---- Given records

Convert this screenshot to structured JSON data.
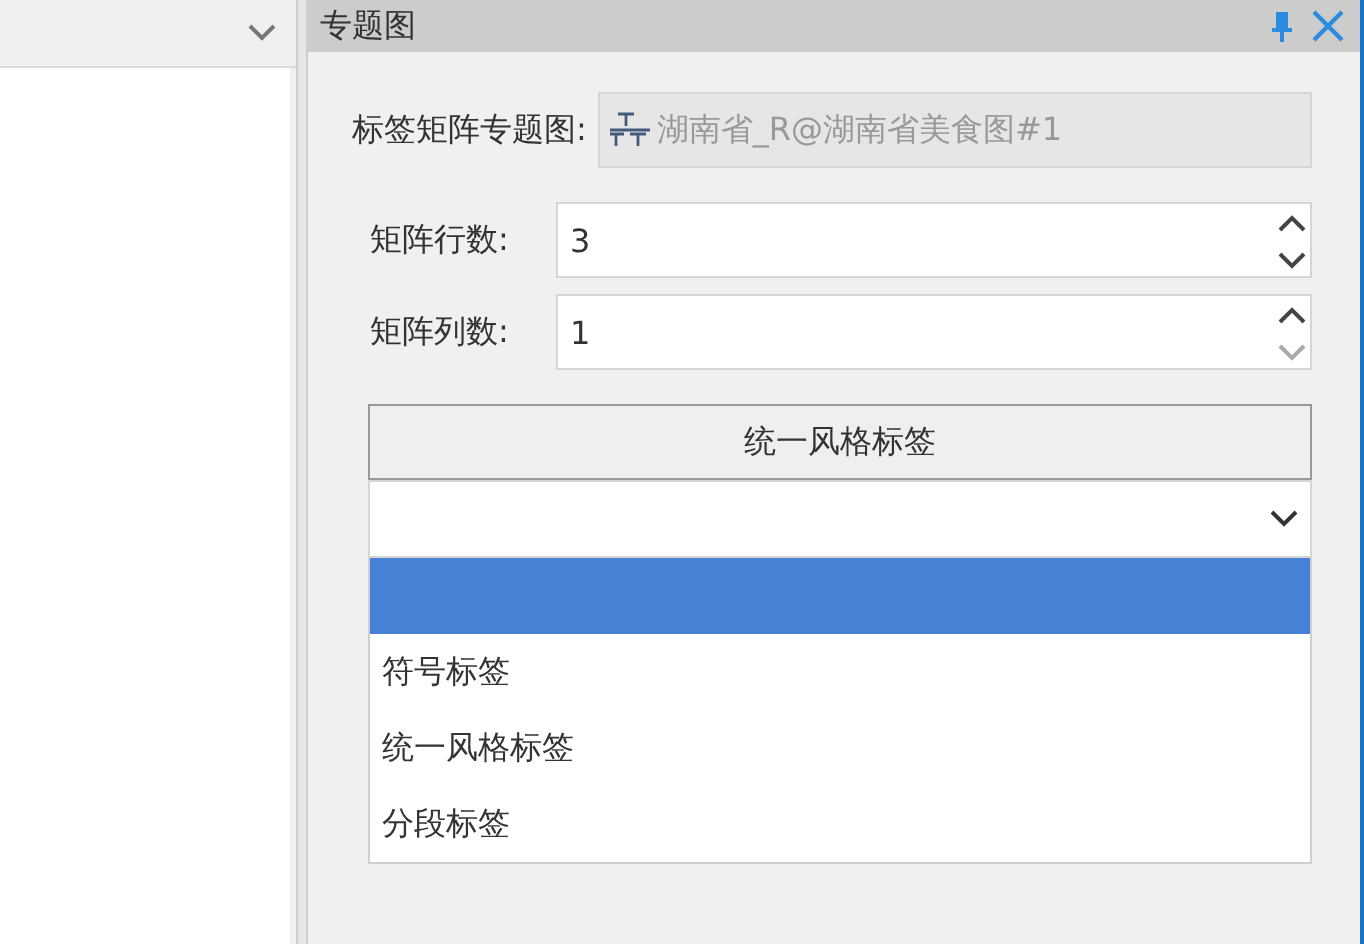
{
  "panel": {
    "title": "专题图"
  },
  "layer": {
    "label": "标签矩阵专题图:",
    "value": "湖南省_R@湖南省美食图#1",
    "disabled": true
  },
  "spinners": [
    {
      "label": "矩阵行数:",
      "value": "3",
      "up_disabled": false,
      "down_disabled": false
    },
    {
      "label": "矩阵列数:",
      "value": "1",
      "up_disabled": false,
      "down_disabled": true
    }
  ],
  "style_button": {
    "label": "统一风格标签"
  },
  "combo": {
    "expanded": true,
    "options": [
      {
        "selected": true
      },
      {
        "label": "符号标签",
        "selected": false
      },
      {
        "label": "统一风格标签",
        "selected": false
      },
      {
        "label": "分段标签",
        "selected": false
      }
    ]
  }
}
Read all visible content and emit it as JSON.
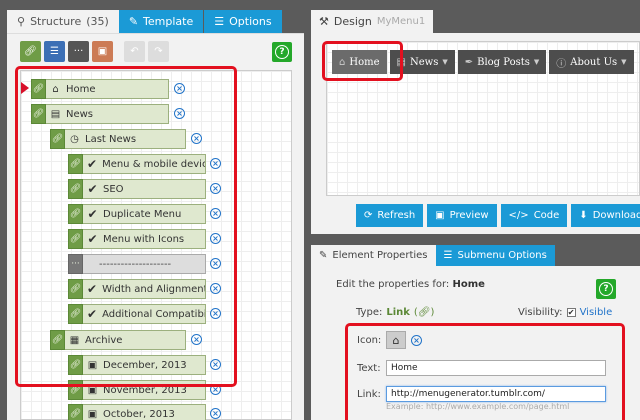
{
  "left_tabs": [
    {
      "label": "Structure",
      "count": "(35)",
      "icon": "sitemap-icon"
    },
    {
      "label": "Template",
      "icon": "brush-icon"
    },
    {
      "label": "Options",
      "icon": "list-icon"
    }
  ],
  "toolbar": {
    "tools": [
      "add-link",
      "add-list",
      "add-separator",
      "add-image"
    ],
    "undo_icon": "undo-icon",
    "redo_icon": "redo-icon",
    "help_glyph": "?"
  },
  "tree": {
    "items": [
      {
        "label": "Home",
        "icon": "home-icon"
      },
      {
        "label": "News",
        "icon": "newspaper-icon"
      },
      {
        "label": "Last News",
        "icon": "clock-icon"
      },
      {
        "label": "Menu & mobile devices",
        "icon": "check-icon"
      },
      {
        "label": "SEO",
        "icon": "check-icon"
      },
      {
        "label": "Duplicate Menu",
        "icon": "check-icon"
      },
      {
        "label": "Menu with Icons",
        "icon": "check-icon"
      },
      {
        "label": "--------------------",
        "icon": "separator"
      },
      {
        "label": "Width and Alignment",
        "icon": "check-icon"
      },
      {
        "label": "Additional Compatibility",
        "icon": "check-icon"
      },
      {
        "label": "Archive",
        "icon": "calendar-icon"
      },
      {
        "label": "December, 2013",
        "icon": "archive-icon"
      },
      {
        "label": "November, 2013",
        "icon": "archive-icon"
      },
      {
        "label": "October, 2013",
        "icon": "archive-icon"
      }
    ],
    "delete_glyph": "×"
  },
  "design": {
    "tab_label": "Design",
    "menu_name": "MyMenu1",
    "menu_items": [
      {
        "label": "Home",
        "icon": "home-icon",
        "has_caret": false
      },
      {
        "label": "News",
        "icon": "newspaper-icon",
        "has_caret": true
      },
      {
        "label": "Blog Posts",
        "icon": "pen-icon",
        "has_caret": true
      },
      {
        "label": "About Us",
        "icon": "info-icon",
        "has_caret": true
      }
    ],
    "buttons": [
      {
        "label": "Refresh",
        "icon": "refresh-icon"
      },
      {
        "label": "Preview",
        "icon": "preview-icon"
      },
      {
        "label": "Code",
        "icon": "code-icon"
      },
      {
        "label": "Download",
        "icon": "download-icon"
      }
    ]
  },
  "properties": {
    "tabs": [
      {
        "label": "Element Properties",
        "icon": "edit-icon"
      },
      {
        "label": "Submenu Options",
        "icon": "list-icon"
      }
    ],
    "edit_prefix": "Edit the properties for:",
    "edit_target": "Home",
    "type_label": "Type:",
    "type_value": "Link",
    "visibility_label": "Visibility:",
    "visibility_value": "Visible",
    "visibility_checked": true,
    "icon_label": "Icon:",
    "icon_value": "home-icon",
    "text_label": "Text:",
    "text_value": "Home",
    "link_label": "Link:",
    "link_value": "http://menugenerator.tumblr.com/",
    "link_example": "Example: http://www.example.com/page.html"
  },
  "colors": {
    "accent_blue": "#1b9ad6",
    "tree_green": "#6f9c46",
    "highlight_red": "#e3101f",
    "help_green": "#24a82a"
  }
}
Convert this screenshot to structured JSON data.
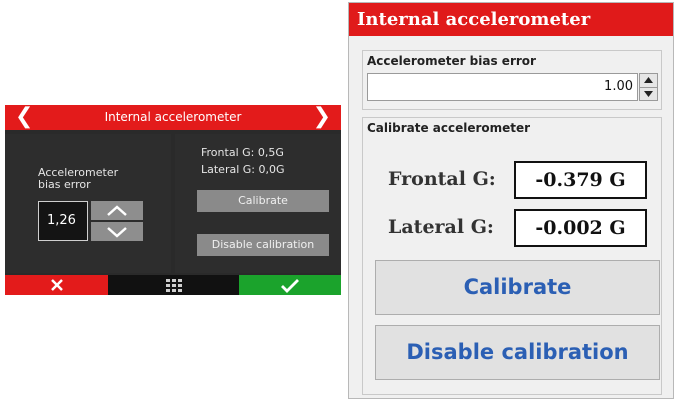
{
  "device": {
    "title": "Internal accelerometer",
    "bias_label_line1": "Accelerometer",
    "bias_label_line2": "bias error",
    "bias_value": "1,26",
    "frontal_text": "Frontal G: 0,5G",
    "lateral_text": "Lateral G: 0,0G",
    "calibrate_label": "Calibrate",
    "disable_label": "Disable calibration",
    "colors": {
      "header": "#e31b1b",
      "cancel": "#e31b1b",
      "confirm": "#1ba32c",
      "panel": "#2d2d2d"
    },
    "icons": [
      "chevron-left-icon",
      "chevron-right-icon",
      "chevron-up-icon",
      "chevron-down-icon",
      "close-icon",
      "grid-menu-icon",
      "checkmark-icon"
    ]
  },
  "window": {
    "title": "Internal accelerometer",
    "bias_group_title": "Accelerometer bias error",
    "bias_value": "1.00",
    "calibrate_group_title": "Calibrate accelerometer",
    "frontal_label": "Frontal G:",
    "frontal_value": "-0.379 G",
    "lateral_label": "Lateral G:",
    "lateral_value": "-0.002 G",
    "calibrate_label": "Calibrate",
    "disable_label": "Disable calibration",
    "colors": {
      "header": "#e01a1a",
      "button_text": "#2b5fb4"
    }
  }
}
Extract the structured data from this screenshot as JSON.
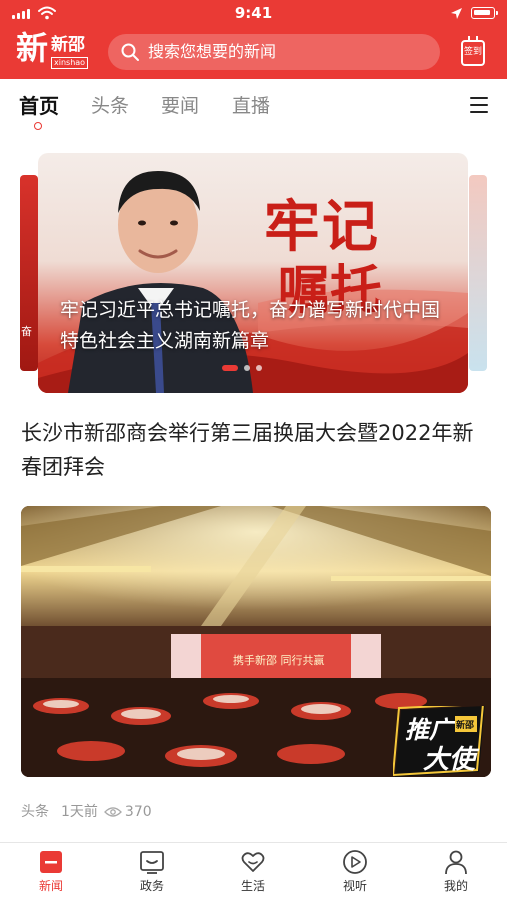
{
  "status_bar": {
    "time": "9:41"
  },
  "header": {
    "logo_big": "新",
    "logo_small": "新邵",
    "logo_pinyin": "xinshao",
    "search_placeholder": "搜索您想要的新闻",
    "signin_label": "签到"
  },
  "tabs": [
    {
      "label": "首页",
      "active": true
    },
    {
      "label": "头条",
      "active": false
    },
    {
      "label": "要闻",
      "active": false
    },
    {
      "label": "直播",
      "active": false
    }
  ],
  "carousel": {
    "side_left_text": "奋",
    "big_text_1": "牢记",
    "big_text_2": "嘱托",
    "caption": "牢记习近平总书记嘱托，奋力谱写新时代中国特色社会主义湖南新篇章",
    "page_count": 3,
    "active_page": 1
  },
  "article": {
    "headline": "长沙市新邵商会举行第三届换届大会暨2022年新春团拜会",
    "badge_text_1": "推广",
    "badge_text_2": "大使",
    "badge_small": "新邵",
    "stage_text": "携手新邵 同行共赢",
    "source": "头条",
    "time_ago": "1天前",
    "views": "370"
  },
  "bottom_nav": [
    {
      "label": "新闻",
      "icon": "news-icon",
      "active": true
    },
    {
      "label": "政务",
      "icon": "government-icon",
      "active": false
    },
    {
      "label": "生活",
      "icon": "heart-icon",
      "active": false
    },
    {
      "label": "视听",
      "icon": "play-icon",
      "active": false
    },
    {
      "label": "我的",
      "icon": "profile-icon",
      "active": false
    }
  ],
  "colors": {
    "brand_red": "#ea3a35",
    "text_dark": "#222222",
    "text_muted": "#999999"
  }
}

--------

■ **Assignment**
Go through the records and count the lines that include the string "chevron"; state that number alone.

■ **Result for this exercise**
4